Background and aim: Melatonin is a hormone involved in the transduction of photoperiodic information, and appears to modulate a variety of neural and endocrine functions. The present study was designed to determine the impact of continuous darkness (CD) on acute gastric and colonic inflammation and the involvement of melatonin receptors in the darkness-related alterations in oxidant gut injury.

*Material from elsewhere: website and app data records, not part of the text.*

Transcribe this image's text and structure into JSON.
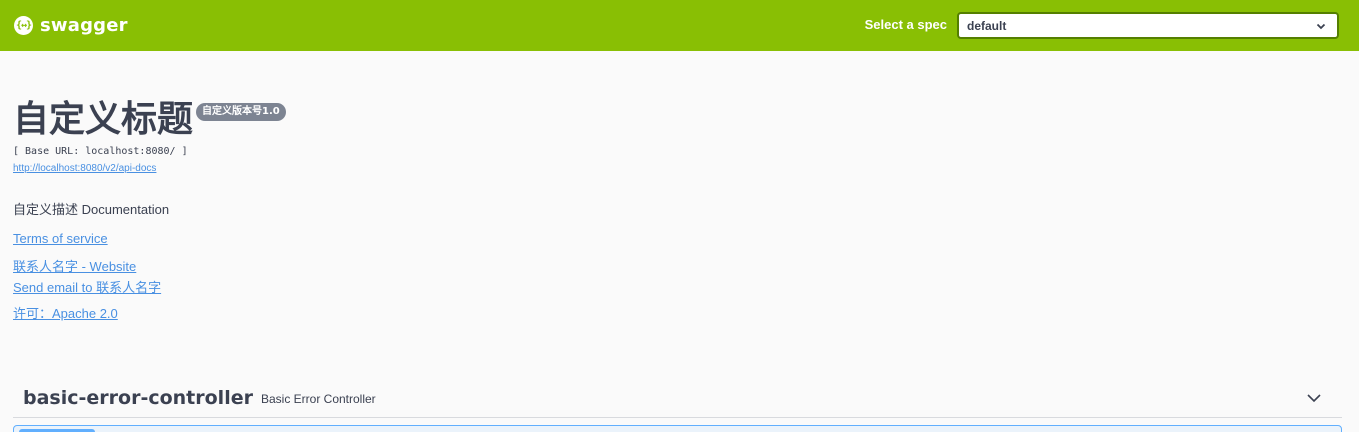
{
  "topbar": {
    "logo_glyph": "{↔}",
    "brand_name": "swagger",
    "spec_label": "Select a spec",
    "spec_value": "default",
    "background_color": "#89bf04"
  },
  "info": {
    "title": "自定义标题",
    "version": "自定义版本号1.0",
    "base_url": "[ Base URL: localhost:8080/ ]",
    "docs_url": "http://localhost:8080/v2/api-docs",
    "description": "自定义描述 Documentation",
    "links": {
      "terms": "Terms of service",
      "website": "联系人名字 - Website",
      "email": "Send email to 联系人名字",
      "license": "许可：Apache 2.0"
    },
    "link_color": "#4990e2"
  },
  "tags": [
    {
      "name": "basic-error-controller",
      "description": "Basic Error Controller"
    }
  ],
  "icons": {
    "select_chevron": "chevron-down-icon",
    "tag_toggle": "chevron-down-icon"
  }
}
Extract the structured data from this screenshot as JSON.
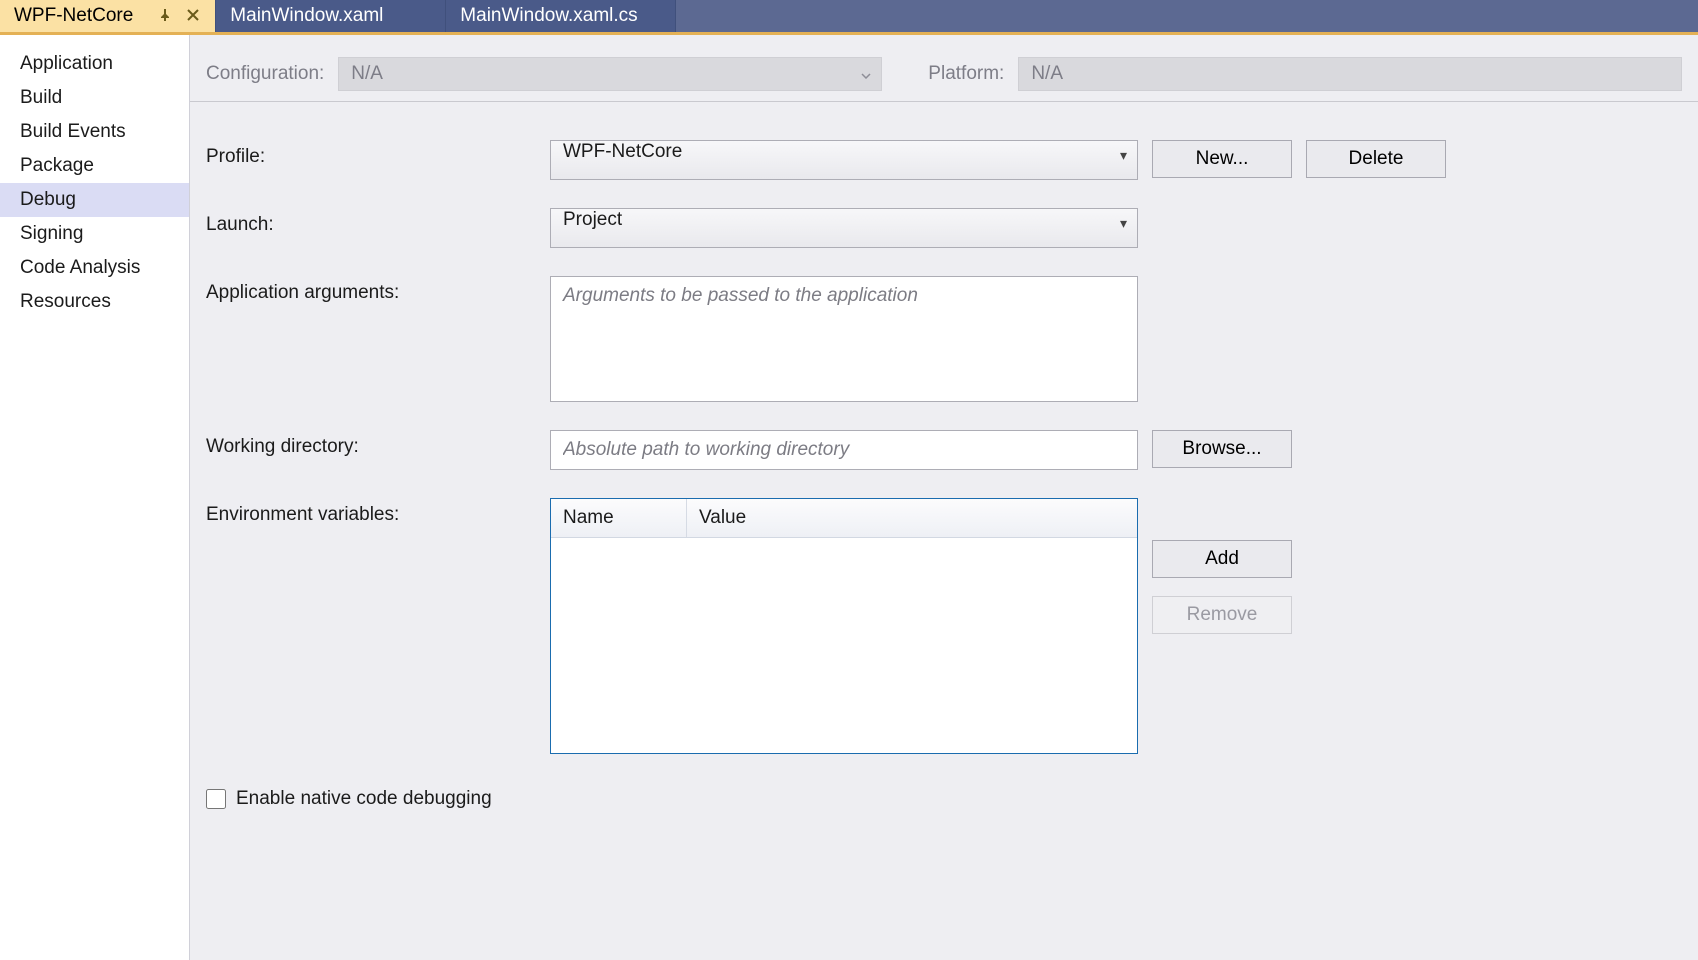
{
  "tabs": {
    "active": "WPF-NetCore",
    "others": [
      "MainWindow.xaml",
      "MainWindow.xaml.cs"
    ]
  },
  "sidebar": {
    "items": [
      {
        "label": "Application",
        "selected": false
      },
      {
        "label": "Build",
        "selected": false
      },
      {
        "label": "Build Events",
        "selected": false
      },
      {
        "label": "Package",
        "selected": false
      },
      {
        "label": "Debug",
        "selected": true
      },
      {
        "label": "Signing",
        "selected": false
      },
      {
        "label": "Code Analysis",
        "selected": false
      },
      {
        "label": "Resources",
        "selected": false
      }
    ]
  },
  "topbar": {
    "configuration_label": "Configuration:",
    "configuration_value": "N/A",
    "platform_label": "Platform:",
    "platform_value": "N/A"
  },
  "labels": {
    "profile": "Profile:",
    "launch": "Launch:",
    "app_args": "Application arguments:",
    "working_dir": "Working directory:",
    "env_vars": "Environment variables:",
    "native_dbg": "Enable native code debugging"
  },
  "values": {
    "profile": "WPF-NetCore",
    "launch": "Project",
    "app_args": "",
    "app_args_placeholder": "Arguments to be passed to the application",
    "working_dir": "",
    "working_dir_placeholder": "Absolute path to working directory",
    "native_dbg_checked": false,
    "env_headers": {
      "name": "Name",
      "value": "Value"
    },
    "env_rows": []
  },
  "buttons": {
    "new": "New...",
    "delete": "Delete",
    "browse": "Browse...",
    "add": "Add",
    "remove": "Remove"
  }
}
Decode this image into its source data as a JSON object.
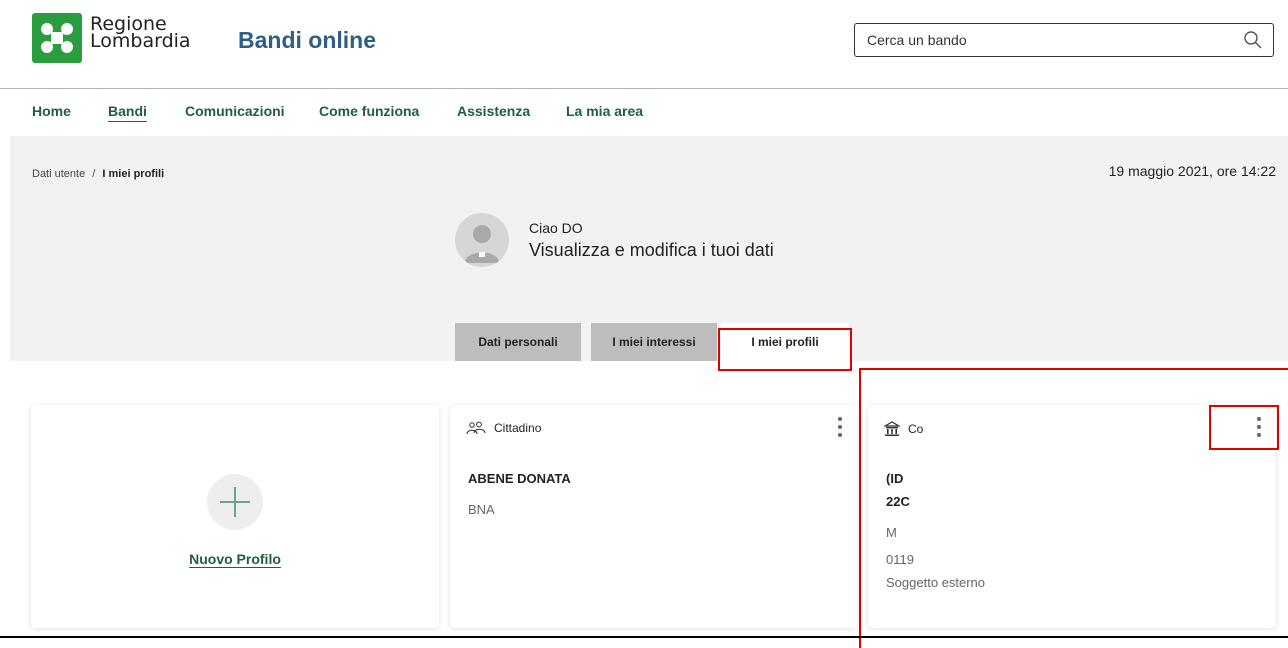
{
  "header": {
    "logo_line1": "Regione",
    "logo_line2": "Lombardia",
    "app_title": "Bandi online",
    "search_placeholder": "Cerca un bando"
  },
  "nav": {
    "items": [
      "Home",
      "Bandi",
      "Comunicazioni",
      "Come funziona",
      "Assistenza",
      "La mia area"
    ],
    "active": "Bandi"
  },
  "breadcrumb": {
    "parent": "Dati utente",
    "separator": "/",
    "current": "I miei profili"
  },
  "datetime": "19 maggio 2021, ore 14:22",
  "user": {
    "greeting": "Ciao DO",
    "subtitle": "Visualizza e modifica i tuoi dati"
  },
  "tabs": [
    {
      "label": "Dati personali",
      "active": false
    },
    {
      "label": "I miei interessi",
      "active": false
    },
    {
      "label": "I miei profili",
      "active": true
    }
  ],
  "cards": {
    "new_profile_label": "Nuovo Profilo",
    "cittadino": {
      "title": "Cittadino",
      "name": "ABENE DONATA",
      "code": "BNA"
    },
    "company": {
      "title": "Co",
      "line1": "(ID",
      "line2": "22C",
      "line3": "M",
      "line4": "0119",
      "line5": "Soggetto esterno"
    }
  },
  "colors": {
    "brand_green": "#2a9d3f",
    "nav_green": "#1f5e3e",
    "title_blue": "#2e5e8a",
    "highlight_red": "#e00000"
  }
}
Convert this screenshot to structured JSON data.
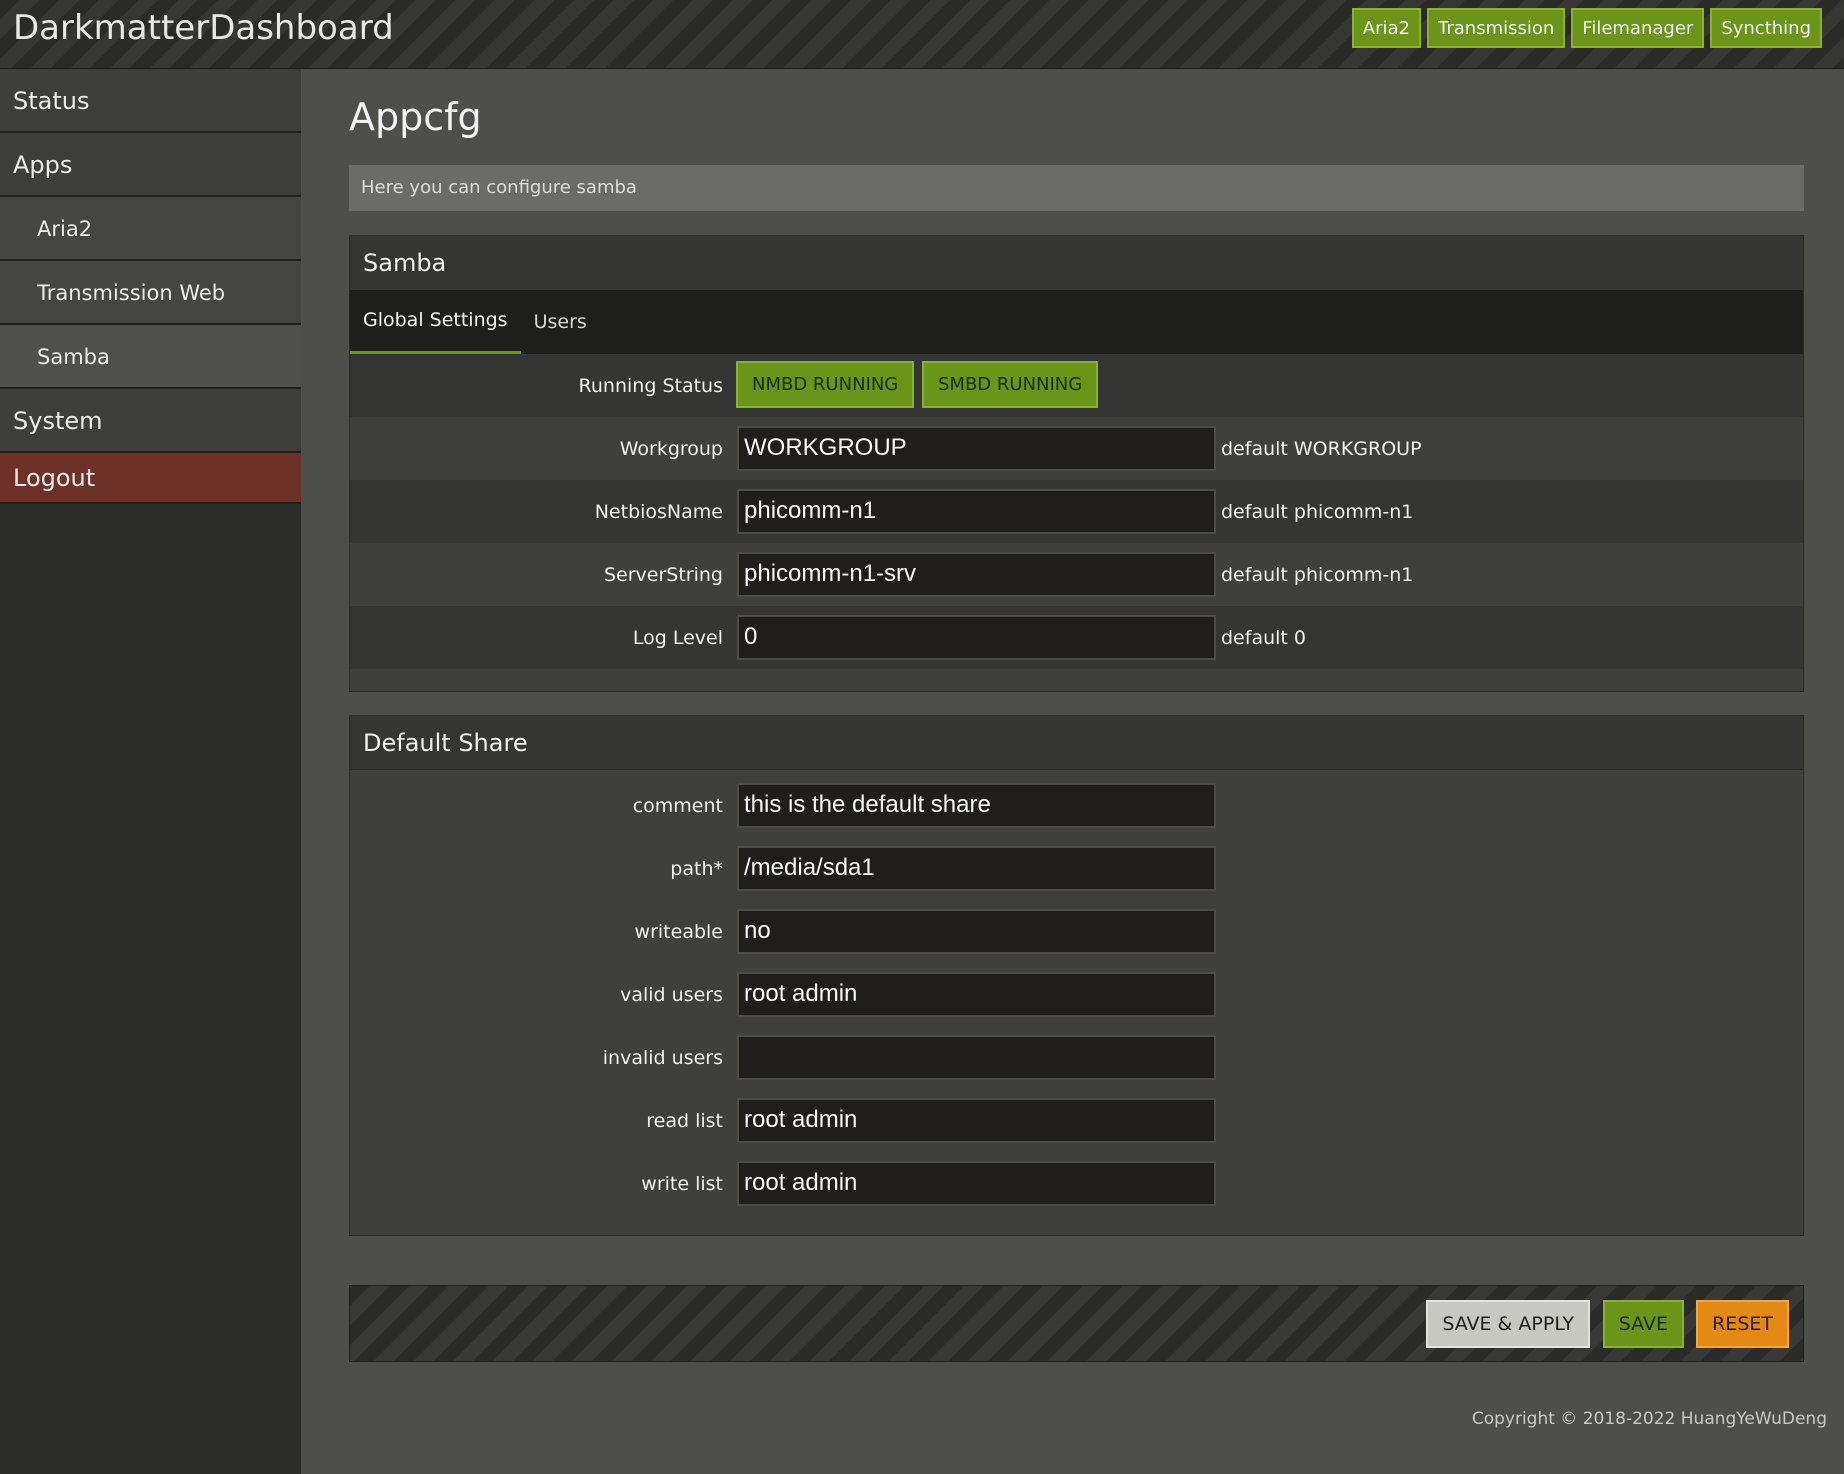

Methods: Rats were housed either in CD or in standardized light/dark (12/12 h) cycles for 15 days before the induction of colitis or gastric ulcer. Luzindole (MT(2) receptor antagonist) was given at a dose of 0.25 mg/kg intraperitoneally 30 min before and 6 and 18 h following the induction of colitis with acetic acid or gastric ulcer with ethanol. Rats were decapitated at 24 h, and the colons and stomachs were removed for macroscopic scoring, histologic assessment and for the determination of tissue malondialdehyde and glutathione levels.
Results: All inflammation parameters were increased by acetic acid-induced colitis or ethanol-induced gastric ulcer compared with the control group. Our results indicate that the severity of both gastric and colonic injury is reduced by a 2-week exposure to CD prior to the induction of inflammatory event, while luzindole treatment reversed the protective effect of CD on the colonic and gastric injury. However, darkness-related alterations in malondialdehyde and glutathione levels were not altered by luzindole.
Conclusion: Although the CD-induced amelioration of gut injury involves melatonin receptors, the direct antioxidant effects on melatonin appear to be independent of receptor activity.
(c) 2004 Blackwell Publishing Asia Pty Ltd.